Could it really be ‘Wickedly funny’?
A couple of weeks ago, I read a new book called ‘War and Piste’. I’ll be honest with you, I was expecting the worst from this ‘wickedly funny diary of a ski season’.
When I ran Natives, I used to receive regular emails from season workers who had written a book about seasonal life. In the vast majority of cases, these books were never published.
That was probably for the best: as Christopher Hitchens once noted: ‘Everybody does have a book in them, but in most cases that’s where it should stay.’
Previous ‘ski season’ books
A few did make it into print however. ‘Cham’ by Jonathan Trigell is an excellent book. A well written drama set in Chamonix that manages the unlikely combination of convincing ski sequences, a short history of the Romantics and a rapist on the loose, it’s worth a read for any snow lover.
‘It’s All Part Of The Alpine Experience‘ is also set in Chamonix, but that is as far as the comparison to ‘Cham’ goes. This book drove me mad with its continual typos and factual errors.
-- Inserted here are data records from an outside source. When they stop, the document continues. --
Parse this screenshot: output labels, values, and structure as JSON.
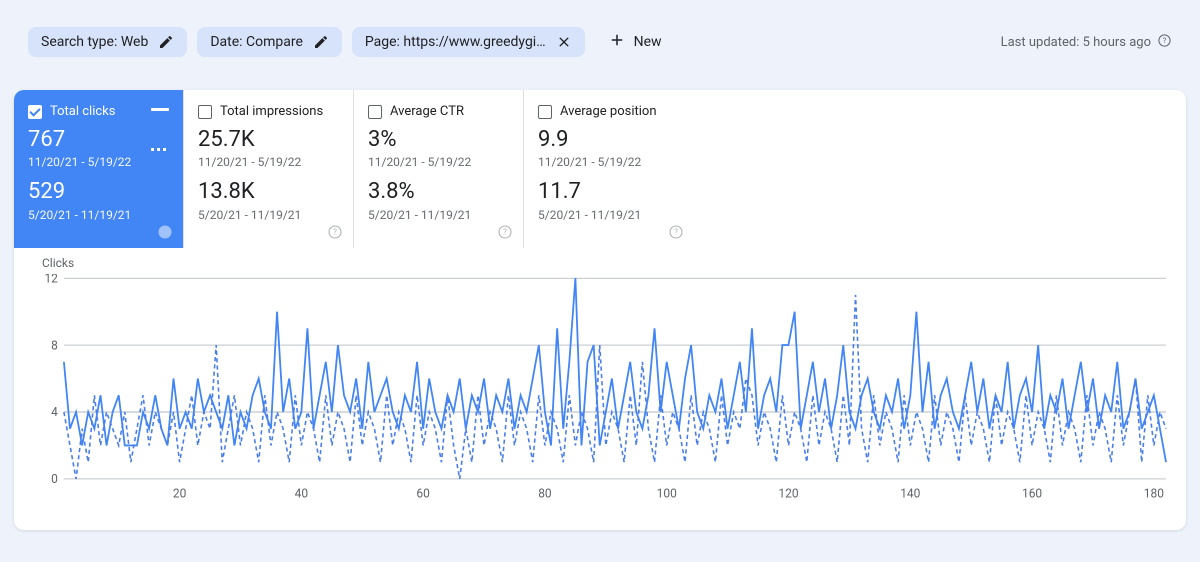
{
  "topbar": {
    "chips": {
      "searchType": "Search type: Web",
      "date": "Date: Compare",
      "page": "Page: https://www.greedygi…",
      "newLabel": "New"
    },
    "lastUpdated": "Last updated: 5 hours ago"
  },
  "metrics": [
    {
      "id": "clicks",
      "label": "Total clicks",
      "checked": true,
      "v1": "767",
      "r1": "11/20/21 - 5/19/22",
      "v2": "529",
      "r2": "5/20/21 - 11/19/21"
    },
    {
      "id": "impr",
      "label": "Total impressions",
      "checked": false,
      "v1": "25.7K",
      "r1": "11/20/21 - 5/19/22",
      "v2": "13.8K",
      "r2": "5/20/21 - 11/19/21"
    },
    {
      "id": "ctr",
      "label": "Average CTR",
      "checked": false,
      "v1": "3%",
      "r1": "11/20/21 - 5/19/22",
      "v2": "3.8%",
      "r2": "5/20/21 - 11/19/21"
    },
    {
      "id": "pos",
      "label": "Average position",
      "checked": false,
      "v1": "9.9",
      "r1": "11/20/21 - 5/19/22",
      "v2": "11.7",
      "r2": "5/20/21 - 11/19/21"
    }
  ],
  "chart_data": {
    "type": "line",
    "title": "",
    "ylabel": "Clicks",
    "xlabel": "",
    "ylim": [
      0,
      12
    ],
    "y_ticks": [
      0,
      4,
      8,
      12
    ],
    "x_ticks": [
      20,
      40,
      60,
      80,
      100,
      120,
      140,
      160,
      180
    ],
    "x": [
      1,
      2,
      3,
      4,
      5,
      6,
      7,
      8,
      9,
      10,
      11,
      12,
      13,
      14,
      15,
      16,
      17,
      18,
      19,
      20,
      21,
      22,
      23,
      24,
      25,
      26,
      27,
      28,
      29,
      30,
      31,
      32,
      33,
      34,
      35,
      36,
      37,
      38,
      39,
      40,
      41,
      42,
      43,
      44,
      45,
      46,
      47,
      48,
      49,
      50,
      51,
      52,
      53,
      54,
      55,
      56,
      57,
      58,
      59,
      60,
      61,
      62,
      63,
      64,
      65,
      66,
      67,
      68,
      69,
      70,
      71,
      72,
      73,
      74,
      75,
      76,
      77,
      78,
      79,
      80,
      81,
      82,
      83,
      84,
      85,
      86,
      87,
      88,
      89,
      90,
      91,
      92,
      93,
      94,
      95,
      96,
      97,
      98,
      99,
      100,
      101,
      102,
      103,
      104,
      105,
      106,
      107,
      108,
      109,
      110,
      111,
      112,
      113,
      114,
      115,
      116,
      117,
      118,
      119,
      120,
      121,
      122,
      123,
      124,
      125,
      126,
      127,
      128,
      129,
      130,
      131,
      132,
      133,
      134,
      135,
      136,
      137,
      138,
      139,
      140,
      141,
      142,
      143,
      144,
      145,
      146,
      147,
      148,
      149,
      150,
      151,
      152,
      153,
      154,
      155,
      156,
      157,
      158,
      159,
      160,
      161,
      162,
      163,
      164,
      165,
      166,
      167,
      168,
      169,
      170,
      171,
      172,
      173,
      174,
      175,
      176,
      177,
      178,
      179,
      180,
      181,
      182
    ],
    "series": [
      {
        "name": "11/20/21 - 5/19/22",
        "style": "solid",
        "values": [
          7,
          3,
          4,
          2,
          4,
          3,
          5,
          2,
          4,
          5,
          2,
          2,
          2,
          4,
          3,
          5,
          3,
          2,
          6,
          3,
          4,
          3,
          6,
          4,
          5,
          4,
          3,
          5,
          2,
          4,
          3,
          5,
          6,
          4,
          3,
          10,
          4,
          6,
          3,
          4,
          9,
          3,
          5,
          7,
          4,
          8,
          5,
          4,
          6,
          3,
          7,
          4,
          5,
          6,
          4,
          3,
          5,
          4,
          7,
          3,
          6,
          4,
          3,
          5,
          4,
          6,
          3,
          5,
          4,
          6,
          3,
          5,
          4,
          6,
          3,
          5,
          4,
          6,
          8,
          4,
          2,
          9,
          3,
          7,
          12,
          2,
          7,
          8,
          2,
          4,
          6,
          3,
          5,
          7,
          4,
          3,
          5,
          9,
          4,
          7,
          5,
          3,
          6,
          8,
          4,
          3,
          5,
          4,
          6,
          3,
          5,
          7,
          4,
          9,
          3,
          5,
          6,
          4,
          8,
          8,
          10,
          3,
          5,
          7,
          4,
          6,
          3,
          5,
          8,
          4,
          3,
          5,
          6,
          4,
          3,
          5,
          4,
          6,
          3,
          5,
          10,
          4,
          7,
          3,
          5,
          6,
          4,
          3,
          5,
          7,
          4,
          6,
          3,
          5,
          4,
          7,
          3,
          5,
          6,
          4,
          8,
          3,
          5,
          4,
          6,
          3,
          5,
          7,
          4,
          6,
          3,
          5,
          4,
          7,
          3,
          4,
          6,
          3,
          4,
          5,
          3,
          1
        ]
      },
      {
        "name": "5/20/21 - 11/19/21",
        "style": "dashed",
        "values": [
          4,
          2,
          0,
          3,
          1,
          5,
          2,
          4,
          3,
          2,
          4,
          1,
          3,
          5,
          2,
          4,
          3,
          2,
          4,
          1,
          3,
          5,
          2,
          4,
          3,
          8,
          1,
          3,
          5,
          2,
          4,
          3,
          1,
          5,
          2,
          4,
          3,
          1,
          5,
          2,
          4,
          3,
          1,
          5,
          2,
          4,
          3,
          1,
          5,
          2,
          4,
          3,
          1,
          5,
          2,
          4,
          3,
          1,
          5,
          2,
          4,
          3,
          1,
          5,
          2,
          0,
          3,
          1,
          5,
          2,
          4,
          3,
          1,
          5,
          2,
          4,
          3,
          1,
          5,
          2,
          4,
          3,
          1,
          5,
          2,
          4,
          3,
          1,
          8,
          2,
          4,
          3,
          1,
          5,
          2,
          7,
          3,
          1,
          5,
          2,
          4,
          3,
          1,
          5,
          2,
          4,
          3,
          1,
          5,
          2,
          4,
          3,
          6,
          5,
          2,
          4,
          3,
          1,
          5,
          2,
          4,
          3,
          1,
          5,
          2,
          4,
          3,
          1,
          5,
          2,
          11,
          3,
          1,
          5,
          2,
          4,
          3,
          1,
          5,
          2,
          4,
          3,
          1,
          5,
          2,
          4,
          3,
          1,
          5,
          2,
          4,
          3,
          1,
          5,
          2,
          4,
          3,
          1,
          5,
          2,
          4,
          3,
          1,
          5,
          2,
          4,
          3,
          1,
          5,
          2,
          4,
          3,
          1,
          5,
          2,
          4,
          6,
          1,
          5,
          2,
          4,
          3
        ]
      }
    ]
  }
}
By the end you did understand the author’s passion for the town, but unless you are a Chamonix-obsessive I’d let this one go.
More entertaining, if a trifle weird, was ‘Clamped‘. This is set in the season worker milieu, this time in Courchevel, and involves some bizarre shenanigans on and off piste. It’s worth a read (although maybe not at the £15 that Amazon are currently quoting for it).
Finally, ‘The Chalet Girl‘ is complete trash. Chick-Lit-Lite.
Damn fine entertainment
Which brings us to ‘War and Piste’. At 443 pages, my first thought was that it probably hadn’t been edited sufficiently. I was also expecting another identikit Chick-Lit romance.
But you know what? It’s actually damn fine entertainment. And I’d go even further and say it’s the best portrayal of seasonal life I’ve ever read.
Okay, it will probably be slightly more entertaining for the the ladies than chaps, but if you’d done a season – no matter where – you’ll recognise these characters: the chef who’s been blagging and does a runner; the hyper-tense resort manager who inspects reps’ nails before transfer day; the Don Juan area manager flitting from resort to resort; the Swedish ski bums who live in a campervan.
I could go on, but you know what, just go out and get yourself a copy. If you’ve done a season already, you’ll want to get out there again. If you haven’t, well watch out…!
By Iain Martin